Skewered Pork Cutlets

Kushi Katsu

Preparation info

  • Difficulty


  • Makes

    1 dozen sticks

Appears in

An American Taste of Japan

An American Taste of Japan

By Elizabeth Andoh

Published 1985

  • About

The Japanese “discovered” the pleasures of breaded fried pork thanks to the Dutch influence in Nagasaki several hundred years ago. More recently, the Japanese redesigned the dish by taking what was essentially a main course and making it over into an appetizer or snack. Kushi katsu are now a popular item on many Japanese menus through the United States.

Because the Japanese use special, coarse bread crumbs, the fried pork stays crispy for hours and is quite delicious at room temperature. Bite-size but unskewered nuggets of breaded fried pork find their way into many Japanese lunch boxes.


  • 10–12 ounces lean pork butt
  • ½ large green bell pepper, about 2 ounces with seeds and ribs removed
  • 2 whole scallions
  • 3–4 tablespoons (all-purpose) flour
  • 1 egg, beaten with 1 tablespoon water
  • 1 cup panko (coarse Japanese bread crumbs) vegetable oil, for deep frying
  • tonkatsu sōsu (dark spicy sauce), for dipping


Slice the pork into twenty-four pieces, each about ¼ inch thick and 1–1½ inches square. Cut the pepper into six pieces, removing any seeds or ribs. Each piece should be about inches square. Trim the scallions and cut them into -inch lengths; you should have about six pieces of white, twelve pieces of green. Toss all the pieces of meat and vegetable in the flour to lightly dust them.

Use short (about 6-inch) bamboo skewers, which can be bought at Oriental groceries or in housewares shops sometimes. On each of six skewers, thread pork and peppers as follows: Begin and end each skewer with a piece of pork, wedging a piece of pepper in between. Each piece of food should be pierced twice by the tip of the skewer.

On each of six short skewers, thread pork and scallions as follows: Begin and end each skewer with a piece of pork wedging three lengths of scallions (the white flanked by the green) in between. Thread the meat so that the tip of the skewer pierces each piece twice.

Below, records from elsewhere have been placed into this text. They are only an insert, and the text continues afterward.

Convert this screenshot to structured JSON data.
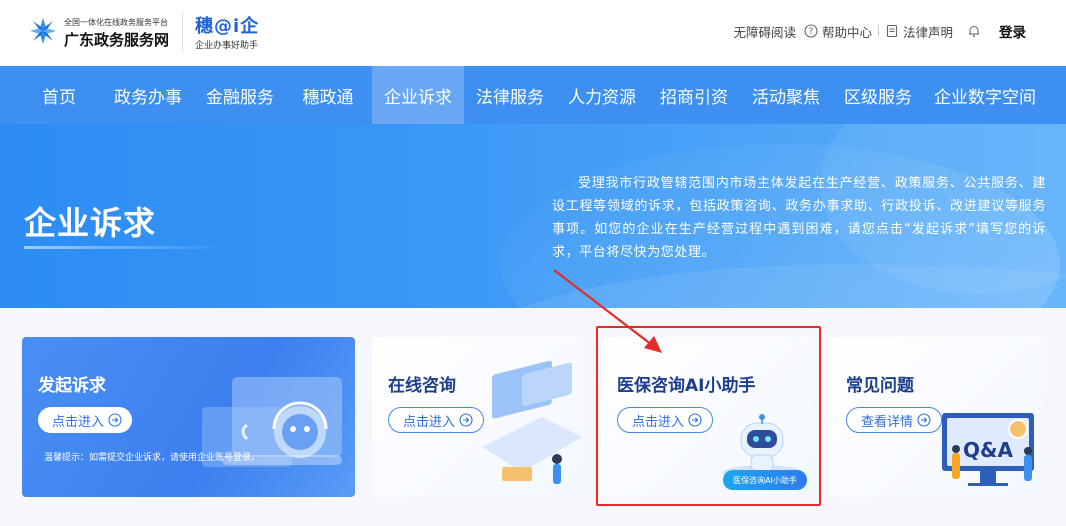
{
  "header": {
    "logo_small": "全国一体化在线政务服务平台",
    "logo_big": "广东政务服务网",
    "brand2_title": "穗@i企",
    "brand2_sub": "企业办事好助手",
    "links": {
      "accessibility": "无障碍阅读",
      "help": "帮助中心",
      "legal": "法律声明",
      "login": "登录"
    }
  },
  "nav": {
    "items": [
      {
        "label": "首页"
      },
      {
        "label": "政务办事"
      },
      {
        "label": "金融服务"
      },
      {
        "label": "穗政通"
      },
      {
        "label": "企业诉求"
      },
      {
        "label": "法律服务"
      },
      {
        "label": "人力资源"
      },
      {
        "label": "招商引资"
      },
      {
        "label": "活动聚焦"
      },
      {
        "label": "区级服务"
      },
      {
        "label": "企业数字空间"
      }
    ],
    "active_label": "企业诉求"
  },
  "banner": {
    "title": "企业诉求",
    "description": "受理我市行政管辖范围内市场主体发起在生产经营、政策服务、公共服务、建设工程等领域的诉求，包括政策咨询、政务办事求助、行政投诉、改进建议等服务事项。如您的企业在生产经营过程中遇到困难，请您点击“发起诉求”填写您的诉求，平台将尽快为您处理。"
  },
  "cards": [
    {
      "title": "发起诉求",
      "button": "点击进入",
      "tip": "温馨提示：如需提交企业诉求，请使用企业账号登录。"
    },
    {
      "title": "在线咨询",
      "button": "点击进入"
    },
    {
      "title": "医保咨询AI小助手",
      "button": "点击进入",
      "badge": "医保咨询AI小助手"
    },
    {
      "title": "常见问题",
      "button": "查看详情"
    }
  ],
  "colors": {
    "nav_bg": "#3d8ff0",
    "banner_start": "#2b8cf3",
    "card_title": "#1d3f8c",
    "highlight": "#e32b2b"
  }
}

One at a time, dip the twelve skewers into the egg wash, then immediately into the bread crumbs. Take a wok, a deep metal skillet, or a deep-fat fryer and fill it with at least 2 inches of oil. Heat the oil to approximately 375 degrees. Test the oil by dropping in a few bread crumbs to which some egg wash clings. Ideally the crumbs will drop just below the surface, rise immediately, and sizzle and color slowly on the surface. Deep fry the skewers, two or three at a time, for 2½–3 minutes. Turn the skewers several times during the frying time. Drain well on paper towels. Serve with the dark spicy sauce.